I continued on with my reading of Revulsion because I have known several inflicted people like this who would not have a clue who Bernhard is and would most likely care less if they did. These people for the most part do not read and are not interested in anything but the made-for-TV film version to make its way on to their cable network.
In the end, what is important to me is what the rant is dealing with, from which the complaint derives it substance from, and if the rant can sustain itself and keep me interested. Obviously, this rant did or I would not be writing about it. I have a mentor who is extremely judgmental, said to be tyrannical even, and refuses to read translations of any stripe.
The irony in his rigid stance here is that he says to all he teaches to that he loves the work of Gilles Deleuze and Thomas Bernhard, just to name two, and both of these writers are not of the same English-speaking ilk that he is. The work of both of these writers has been translated, one from the French and the other from the German, and I know for a fact my famous friend knows no other language than his own.

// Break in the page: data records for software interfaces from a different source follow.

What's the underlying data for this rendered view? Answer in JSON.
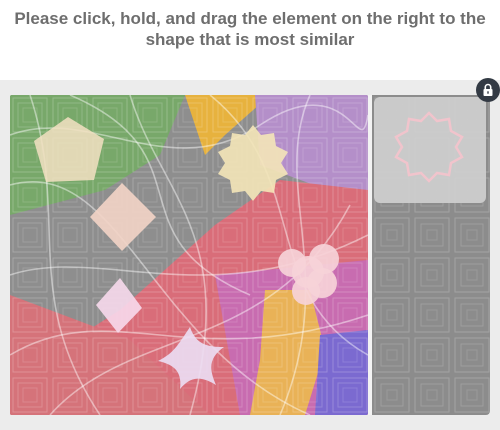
{
  "instruction": {
    "line1": "Please click, hold, and drag the element on the right to the",
    "line2": "shape that is most similar"
  },
  "puzzle": {
    "target_shapes": [
      "pentagon",
      "sun-badge",
      "diamond",
      "cloud-flower",
      "rhombus",
      "star-cross"
    ],
    "draggable_shape": "sun-badge-outline"
  },
  "icons": {
    "lock": "lock-icon"
  },
  "colors": {
    "instruction_text": "#6e6e6e",
    "panel_bg": "#ececec",
    "tray_bg": "#8c8c8c",
    "lock_bg": "#333a44"
  }
}
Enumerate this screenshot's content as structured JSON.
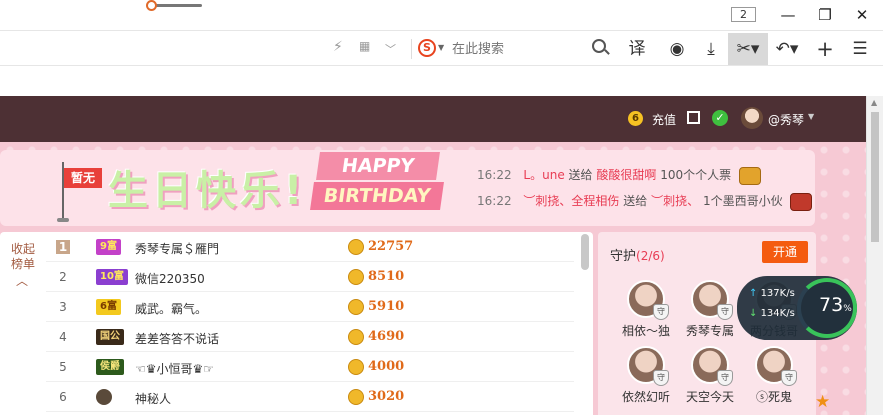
{
  "titlebar": {
    "tab_count": "2",
    "minimize_glyph": "—",
    "restore_glyph": "❐",
    "close_glyph": "✕"
  },
  "addressbar": {
    "search_engine_logo": "S",
    "search_placeholder": "在此搜索",
    "translate_label": "译",
    "icons": [
      "flash-icon",
      "qr-code-icon",
      "chevron-down-icon",
      "search-icon",
      "translate-icon",
      "media-icon",
      "download-icon",
      "screenshot-scissors-icon",
      "undo-icon",
      "new-tab-plus-icon",
      "menu-icon"
    ]
  },
  "header": {
    "coin_glyph": "6",
    "recharge_label": "充值",
    "username": "@秀琴"
  },
  "banner": {
    "flag_label": "暂无",
    "title_cn": "生日快乐!",
    "happy": "HAPPY",
    "birthday": "BIRTHDAY",
    "gifts": [
      {
        "time": "16:22",
        "from": "L。une",
        "verb": "送给",
        "to": "酸酸很甜啊",
        "gift": "100个个人票"
      },
      {
        "time": "16:22",
        "from": "︶刺挠、全程相伤",
        "verb": "送给",
        "to": "︶刺挠、",
        "gift": "1个墨西哥小伙"
      }
    ]
  },
  "rank": {
    "collapse_label": "收起榜单",
    "collapse_glyph": "︿",
    "rows": [
      {
        "rank": "1",
        "badge": "9富",
        "badge_bg": "#c341c8",
        "badge_fg": "#ffea5a",
        "name": "秀琴专属＄雁門",
        "score": "22757"
      },
      {
        "rank": "2",
        "badge": "10富",
        "badge_bg": "#8b3fd0",
        "badge_fg": "#ffea5a",
        "name": "微信220350",
        "score": "8510"
      },
      {
        "rank": "3",
        "badge": "6富",
        "badge_bg": "#f3c91e",
        "badge_fg": "#7a3a00",
        "name": "威武。霸气。",
        "score": "5910"
      },
      {
        "rank": "4",
        "badge": "国公",
        "badge_bg": "#3a2a1a",
        "badge_fg": "#f3d37a",
        "name": "差差答答不说话",
        "score": "4690"
      },
      {
        "rank": "5",
        "badge": "侯爵",
        "badge_bg": "#2d5a1c",
        "badge_fg": "#f3e37a",
        "name": "☜♛小恒哥♛☞",
        "score": "4000"
      },
      {
        "rank": "6",
        "badge": "",
        "badge_bg": "#ffffff",
        "badge_fg": "#333333",
        "name": "神秘人",
        "score": "3020"
      }
    ]
  },
  "guard": {
    "title": "守护",
    "count": "(2/6)",
    "open_label": "开通",
    "items": [
      {
        "name": "相依～独"
      },
      {
        "name": "秀琴专属"
      },
      {
        "name": "两分钱哥"
      },
      {
        "name": "依然幻听"
      },
      {
        "name": "天空今天"
      },
      {
        "name": "ⓢ死鬼"
      }
    ]
  },
  "speed": {
    "up": "137K/s",
    "down": "134K/s",
    "percent": "73",
    "percent_unit": "%"
  }
}
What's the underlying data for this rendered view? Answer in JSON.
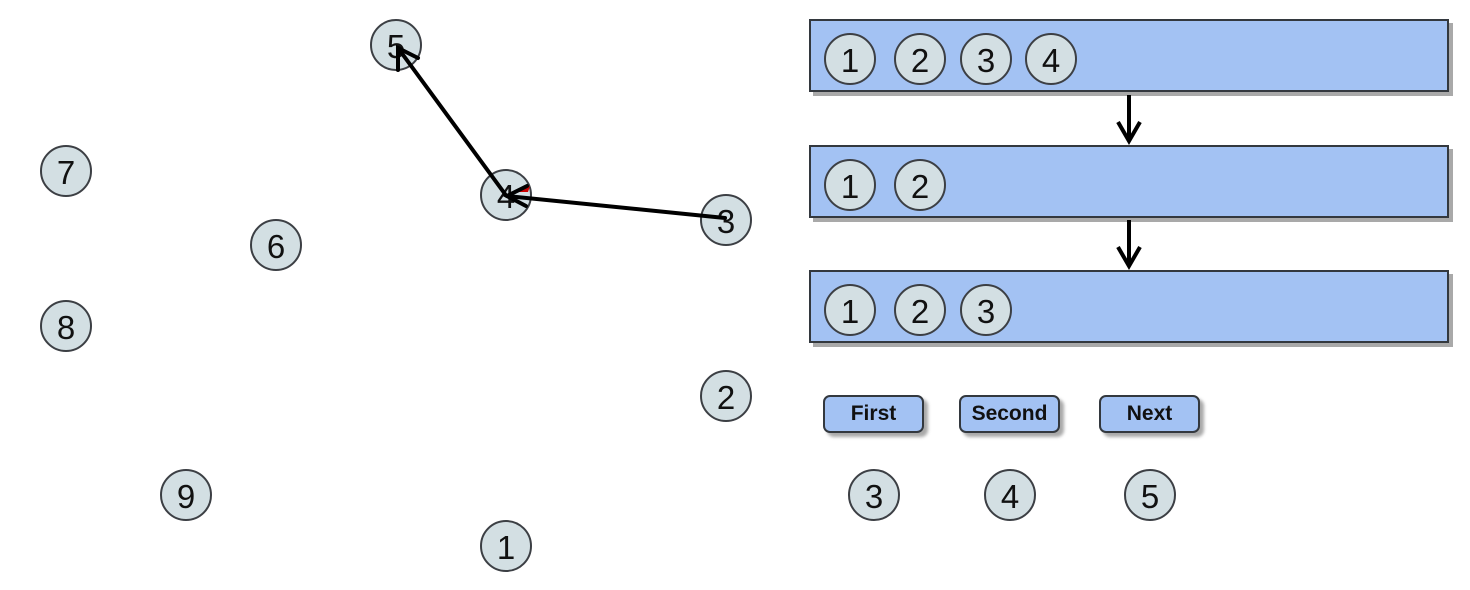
{
  "scene": {
    "free_nodes": [
      {
        "id": "1",
        "label": "1"
      },
      {
        "id": "2",
        "label": "2"
      },
      {
        "id": "3",
        "label": "3"
      },
      {
        "id": "4",
        "label": "4"
      },
      {
        "id": "5",
        "label": "5"
      },
      {
        "id": "6",
        "label": "6"
      },
      {
        "id": "7",
        "label": "7"
      },
      {
        "id": "8",
        "label": "8"
      },
      {
        "id": "9",
        "label": "9"
      }
    ],
    "edges": [
      {
        "from": "3",
        "to": "4",
        "directed": true
      },
      {
        "from": "4",
        "to": "5",
        "directed": true
      }
    ],
    "highlight_marker": {
      "near_node": "4",
      "color": "#cc0000"
    }
  },
  "pipeline": {
    "panels": [
      {
        "name": "panel-1",
        "nodes": [
          "1",
          "2",
          "3",
          "4"
        ]
      },
      {
        "name": "panel-2",
        "nodes": [
          "1",
          "2"
        ]
      },
      {
        "name": "panel-3",
        "nodes": [
          "1",
          "2",
          "3"
        ]
      }
    ],
    "connectors": [
      {
        "from": "panel-1",
        "to": "panel-2",
        "icon": "arrow-down-icon"
      },
      {
        "from": "panel-2",
        "to": "panel-3",
        "icon": "arrow-down-icon"
      }
    ]
  },
  "controls": {
    "buttons": [
      {
        "label": "First"
      },
      {
        "label": "Second"
      },
      {
        "label": "Next"
      }
    ],
    "button_nodes": [
      {
        "label": "3"
      },
      {
        "label": "4"
      },
      {
        "label": "5"
      }
    ]
  },
  "colors": {
    "node_fill": "#d3dfe3",
    "node_stroke": "#3c3f44",
    "panel_fill": "#a3c2f3",
    "panel_stroke": "#33383e",
    "shadow": "#a9a9a9",
    "edge": "#000000",
    "marker": "#cc0000"
  }
}
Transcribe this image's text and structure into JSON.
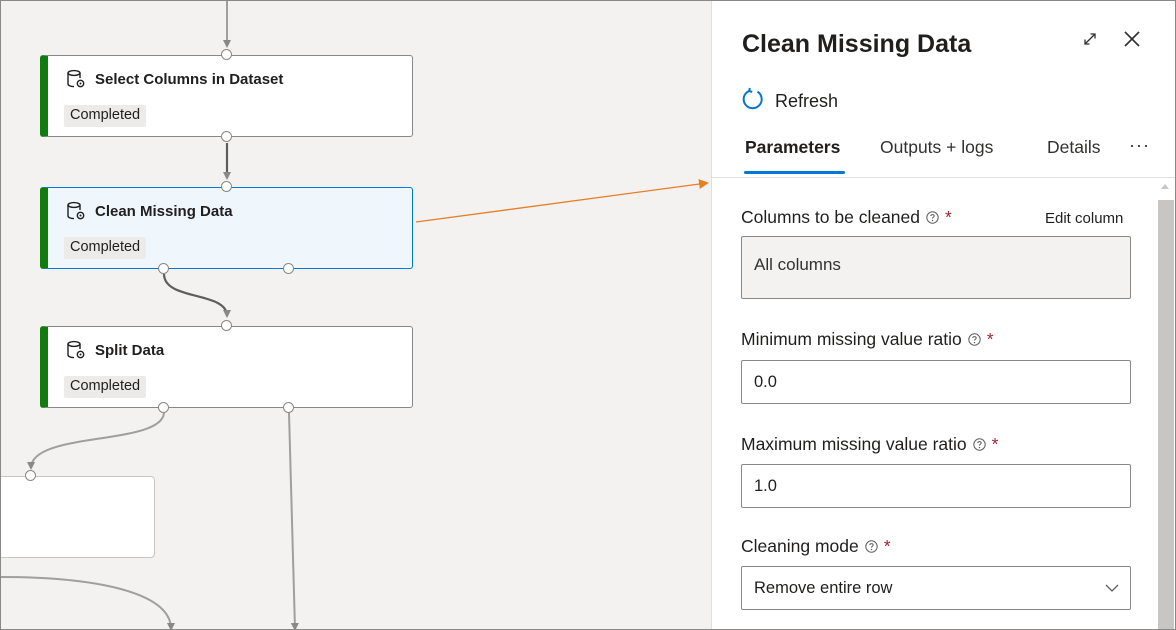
{
  "canvas": {
    "nodes": [
      {
        "name": "Select Columns in Dataset",
        "status": "Completed"
      },
      {
        "name": "Clean Missing Data",
        "status": "Completed"
      },
      {
        "name": "Split Data",
        "status": "Completed"
      }
    ]
  },
  "panel": {
    "title": "Clean Missing Data",
    "expand_icon": "expand-icon",
    "close_icon": "close-icon",
    "refresh_label": "Refresh",
    "tabs": [
      {
        "label": "Parameters",
        "active": true
      },
      {
        "label": "Outputs + logs",
        "active": false
      },
      {
        "label": "Details",
        "active": false
      }
    ],
    "more_tabs_label": "···",
    "fields": {
      "columns": {
        "label": "Columns to be cleaned",
        "required": "*",
        "edit_label": "Edit column",
        "value": "All columns"
      },
      "min_ratio": {
        "label": "Minimum missing value ratio",
        "required": "*",
        "value": "0.0"
      },
      "max_ratio": {
        "label": "Maximum missing value ratio",
        "required": "*",
        "value": "1.0"
      },
      "cleaning_mode": {
        "label": "Cleaning mode",
        "required": "*",
        "value": "Remove entire row"
      }
    }
  },
  "colors": {
    "completed": "#107c10",
    "accent": "#0078d4",
    "annotation_arrow": "#e67e22",
    "required": "#a4262c"
  }
}
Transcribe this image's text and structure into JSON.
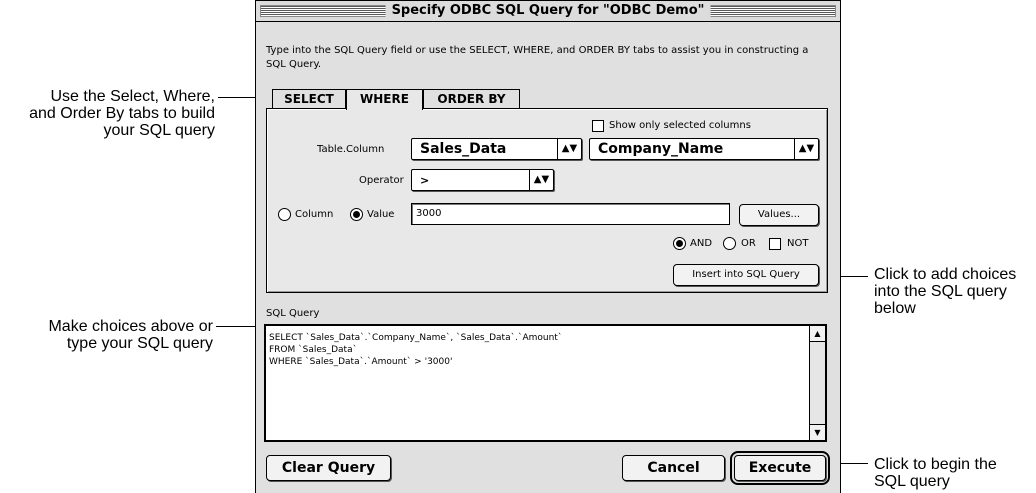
{
  "dialog": {
    "title": "Specify ODBC SQL Query for \"ODBC Demo\"",
    "intro": "Type into the SQL Query field or use the SELECT, WHERE, and ORDER BY tabs to assist you in constructing a SQL Query."
  },
  "tabs": [
    {
      "label": "SELECT",
      "active": false
    },
    {
      "label": "WHERE",
      "active": true
    },
    {
      "label": "ORDER BY",
      "active": false
    }
  ],
  "where": {
    "show_selected_label": "Show only selected columns",
    "table_column_label": "Table.Column",
    "table_value": "Sales_Data",
    "column_value": "Company_Name",
    "operator_label": "Operator",
    "operator_value": ">",
    "column_radio_label": "Column",
    "value_radio_label": "Value",
    "value_input": "3000",
    "values_button": "Values...",
    "and_label": "AND",
    "or_label": "OR",
    "not_label": "NOT",
    "insert_button": "Insert into SQL Query"
  },
  "sql": {
    "label": "SQL Query",
    "text": "SELECT `Sales_Data`.`Company_Name`, `Sales_Data`.`Amount`\nFROM `Sales_Data`\nWHERE `Sales_Data`.`Amount` > '3000'"
  },
  "buttons": {
    "clear": "Clear Query",
    "cancel": "Cancel",
    "execute": "Execute"
  },
  "callouts": {
    "tabs": "Use the Select, Where,\nand Order By tabs to build\nyour SQL query",
    "sql": "Make choices above or\ntype your SQL query",
    "insert": "Click to add choices\ninto the SQL query\nbelow",
    "execute": "Click to begin the\nSQL query"
  },
  "icons": {
    "popup_arrows": "up-down-arrows-icon",
    "scroll_up": "scroll-up-arrow-icon",
    "scroll_down": "scroll-down-arrow-icon"
  }
}
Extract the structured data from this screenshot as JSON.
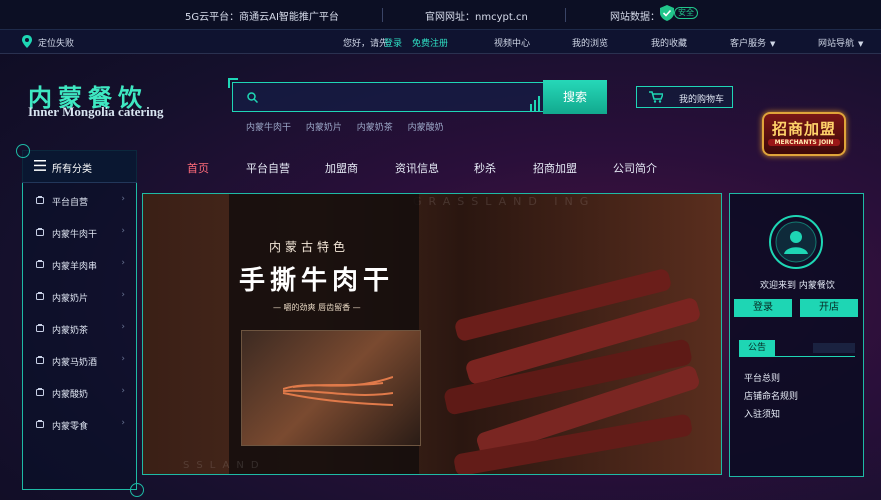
{
  "topbar": {
    "platform": "5G云平台：商通云AI智能推广平台",
    "site": "官网网址：nmcypt.cn",
    "site_data_label": "网站数据：",
    "safe_badge": "安全"
  },
  "userbar": {
    "location": "定位失败",
    "greeting": "您好，请先",
    "login": "登录",
    "register": "免费注册",
    "links": [
      "视频中心",
      "我的浏览",
      "我的收藏",
      "客户服务",
      "网站导航"
    ]
  },
  "logo": {
    "cn": "内蒙餐饮",
    "en": "Inner Mongolia catering"
  },
  "search": {
    "placeholder": "",
    "button": "搜索",
    "hot_words": [
      "内蒙牛肉干",
      "内蒙奶片",
      "内蒙奶茶",
      "内蒙酸奶"
    ]
  },
  "cart": {
    "label": "我的购物车"
  },
  "merchant": {
    "cn": "招商加盟",
    "en": "MERCHANTS JOIN"
  },
  "categories": {
    "title": "所有分类",
    "items": [
      "平台自营",
      "内蒙牛肉干",
      "内蒙羊肉串",
      "内蒙奶片",
      "内蒙奶茶",
      "内蒙马奶酒",
      "内蒙酸奶",
      "内蒙零食"
    ]
  },
  "mainnav": {
    "items": [
      "首页",
      "平台自营",
      "加盟商",
      "资讯信息",
      "秒杀",
      "招商加盟",
      "公司简介"
    ],
    "active_index": 0
  },
  "banner": {
    "subtitle": "内蒙古特色",
    "title": "手撕牛肉干",
    "tagline": "— 嚼的劲爽  唇齿留香 —",
    "watermark_top": "GRASSLAND ING",
    "watermark_bottom": "SSLAND"
  },
  "sidepanel": {
    "welcome": "欢迎来到 内蒙餐饮",
    "login_button": "登录",
    "shop_button": "开店",
    "notice_title": "公告",
    "notices": [
      "平台总则",
      "店铺命名规则",
      "入驻须知"
    ]
  },
  "colors": {
    "accent": "#1ed6b4",
    "active_nav": "#ff6b7a",
    "background": "#1a0f30"
  },
  "icons": [
    "location-pin-icon",
    "shield-check-icon",
    "search-icon",
    "cart-icon",
    "menu-icon",
    "user-avatar-icon",
    "chevron-right-icon",
    "chevron-down-icon"
  ]
}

So when I express to him my delight in finding new authors, new for me anyway and an exercise he seems to encourage and respect, new foreign writers for me such as Moya, or Walser, Sebald or Zweig, translated authors who flat knock me out, my mentor is not interested and refuses to even take a look at them. Or if I were to inform him that a certain someone such as Moya has written an amazing book such as Senselessness that brings to mind the rantings of a lunatic not heard of since Bernhard made his mark on him he would say, without a doubt in my mind, that these types of rantings on the page are best left to the Bernhard master of them all and for others to do something unforgettable on their own of merit and to quit copying what others have done before them.
The problem for me with this statement is that the fiction of my own good friend is often compared to Bernhard and whose words are constantly reminded of the great Austrian especially in his sometimes uniquely personal and intensely crazy rantings of his own. The way I look at all this discussion above of who did what and if it is meritorious or not comes down to simply whether or not it has its own voice and if the subject is interesting. When I read Thomas Bernhard I hear his voice, and what he speaks of is instructive and tantalizing.
When Max Sebald reveals his disdain for something or other I hear his particular voice and find his arguments and complaints quite captivating as well. And to be fair I will even mention myself and the character of Ponzil in Shorter Prose I published only recently. What I do not understand however is why this novel Revulsion has not been published in our English language yet. It is striking to me to note that Bernhard was beloved by his own country, and many prizes were bestowed on him which Bernhard also used against them.
Not only did Vega hate the people, he hated the geography and the weather. But why the great powers of North America care about putting a bad light on El Salvador is beyond me. All of us, at times, might have a moment for expressing our rants. But the onus is on the ranter to make our tirades interesting and well-written if they are to be actually published in a book.
The voice must be our own. But come on here, ranting is ranting. Crazy talk is crazy talk. I confess that voicing my own hatred and vitriol at times feels rather good and freeing, and is something I also like to read of others doing in order to assuage or rid myself of my own personal misanthropic feelings for my fellow countrymen and certain obstacles in my path in realizing my innermost desires.
Just because Thomas Bernhard has performed his rantings on the page in the most gifted of literary form is not a good enough reason for other writers to not speak their own mind or express what their bodies are provoking in these quivering and twitching mannerisms incessantly invading them. It is a breath of fresh air for me, though I am positive there are examples of this style that are purely unacceptable, and I am also sure there is enough poor work I would absolutely detest and scorn if given the opportunity to read it.
But not this one. This book was good. Especially Edgardo Vega relating to us his ride on the crowded plane to San Salvador and the disgusting fellow passengers spreading their own sweaty filth on our unfortunate and terminally unhappy narrator. Thank you Lee Klein.
El asco. Thomas Bernhard en San Salvador
Horacio Castellanos Moya